GUEST ROOM | E is for Empathy: A Reintroduction to EARS

Last week, the University announced that Empathy, Assistance and Referral Service would no longer offer peer counseling, as this kind of service is not insured by the University. EARS, however, will still continue as an organization, though now without the peer counseling service that we are best known for. Confusion, outrage, disappointment and dozens of questions like “Why?” and “How?” and “How do we fix it?” spread over Zoom calls, Facebook posts and even Reddit threads after the news broke. These responses are understandable. After all, how do you reconcile a peer counseling organization with no peer counseling?

ONONYE | Happy Early International Women’s Day. Here’s How to be a Better Cornell Feminist

I know this is a week early, but considering that my column is titled Womansplaining, there is no way that I’d pass up on a chance to write a column about International Women’s Day ––and more broadly, Women’s History Month. This year’s United Nations’ theme for International Women’s Day is “Women in Leadership: Achieving an Equal Future in a COVID-19 World.” That is a long (and very important!) title, emphasizing the importance of elevating women into leadership positions amidst the COVID-19 pandemic. There is obviously no perfect feminist (contrary to my Instagram bio where I self proclaim myself the “professional feminist”) and no right way to advocate for women or gender justice. However, if you’re thinking about ways to be a gender advocate on campus this month, here are eight ways to be a “better” Cornell feminist. 

Take a class in feminist, gender and sexuality studies. 

If you’ve met me at any point in the last three years, you probably know my mantra: “Every person should have to take a feminist, gender and sexuality studies course on campus before they graduate.” Throughout my FGSS career, I have studied Beyonce’s impact on feminism, marital rape laws, the Disney princesses, Nigerian feminist poets, Greek life on college campuses and influencer culture.
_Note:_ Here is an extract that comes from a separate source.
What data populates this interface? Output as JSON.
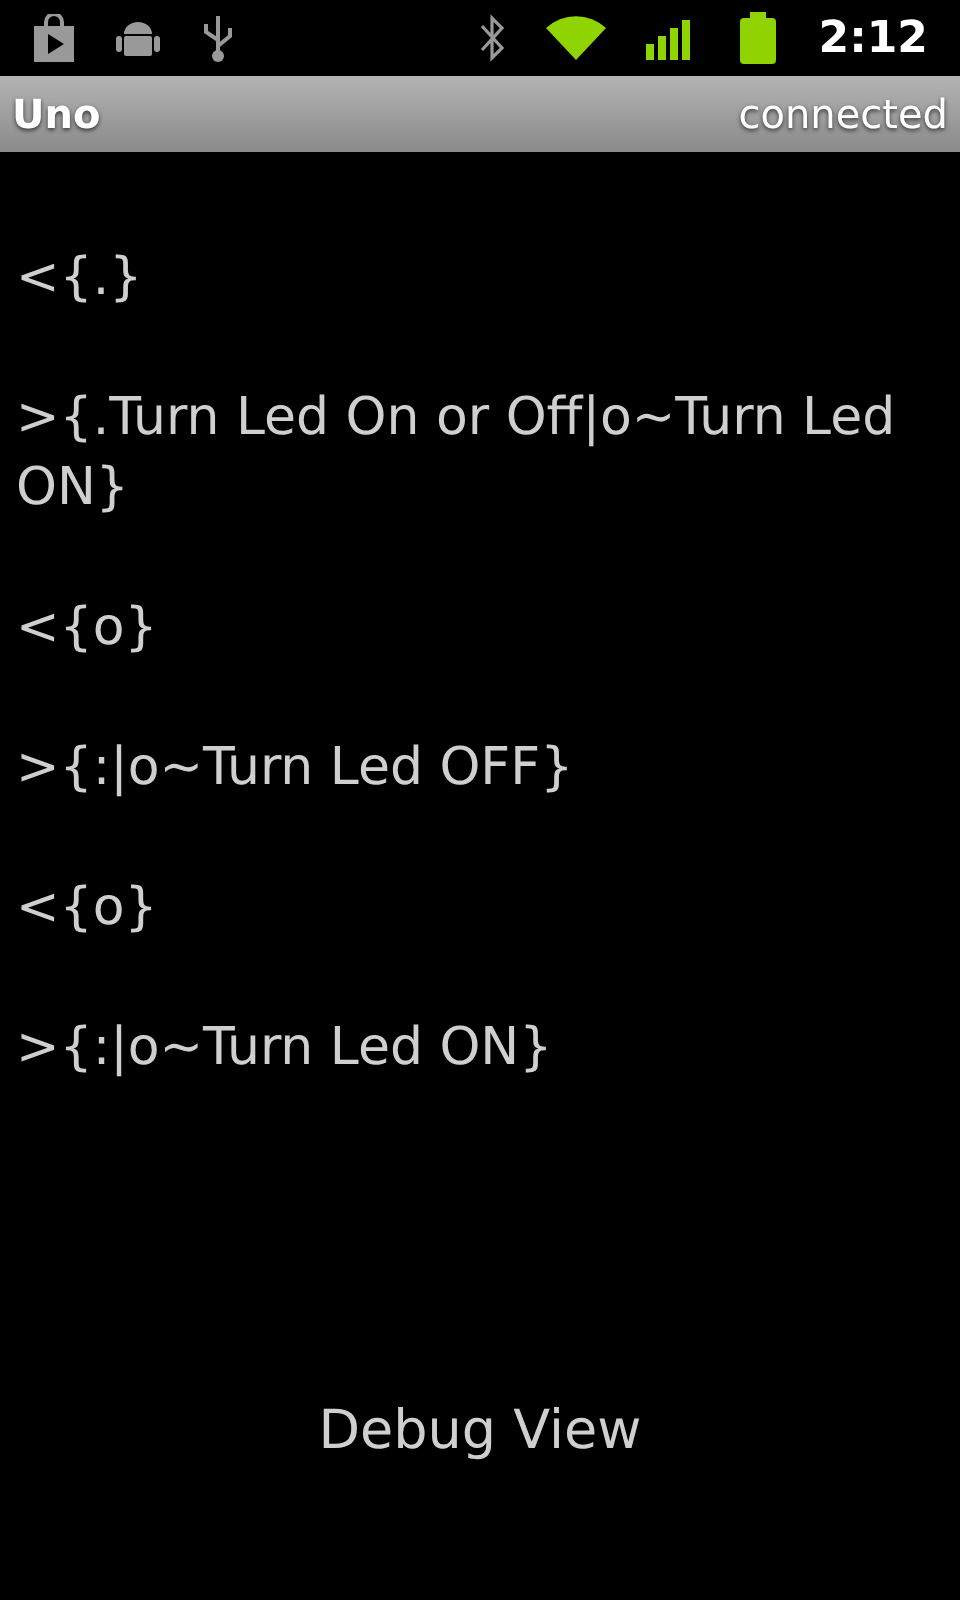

Every aspect of your life, past or present, has to do with gender.

LETTER TO THE EDITOR: RE: “School Spirit Must Be Sacrificed for Public Safety”

To the Editor:

The title of the article, “School Spirit Must Be Sacrificed for Public Safety” makes one major assumption about athletics at Cornell. Athletics do not equate to school spirit, in fact they represent much more than what spectators, fans and otherwise non-participatory parties see on the outside. 

Speaking on behalf of fellow athletes, most of us have worked hard our entire lives for an opportunity to put our abilities to the test at the highest levels of performance. Our personal journeys in athletics should not be reduced to something that is enjoyed primarily as entertainment. With the cancellation of spring competition, the Ivy League has played with the heartstrings of

athletes across the country. We do not need to hear from people, mainly non-athletes and professors, constantly chiming in on the conversation about what athletes should think about having our seasons canceled.

LORENZEN | Political Debate Fatigue

There was a time when I loved to debate about politics. Whether it was making idealistic points like a low-budget Aaron Sorkin wannabe while dressed to the nines as a high school debater, casually arguing with friends while eating Louie’s well past midnight or participating in the web of countless cordial and sometimes less than cordial debates which make up Cornell’s political discourse — I loved it all. But these days, I’m not sure that I still do. And I don’t think I’m alone in that feeling. I am still fervently dedicated to politics.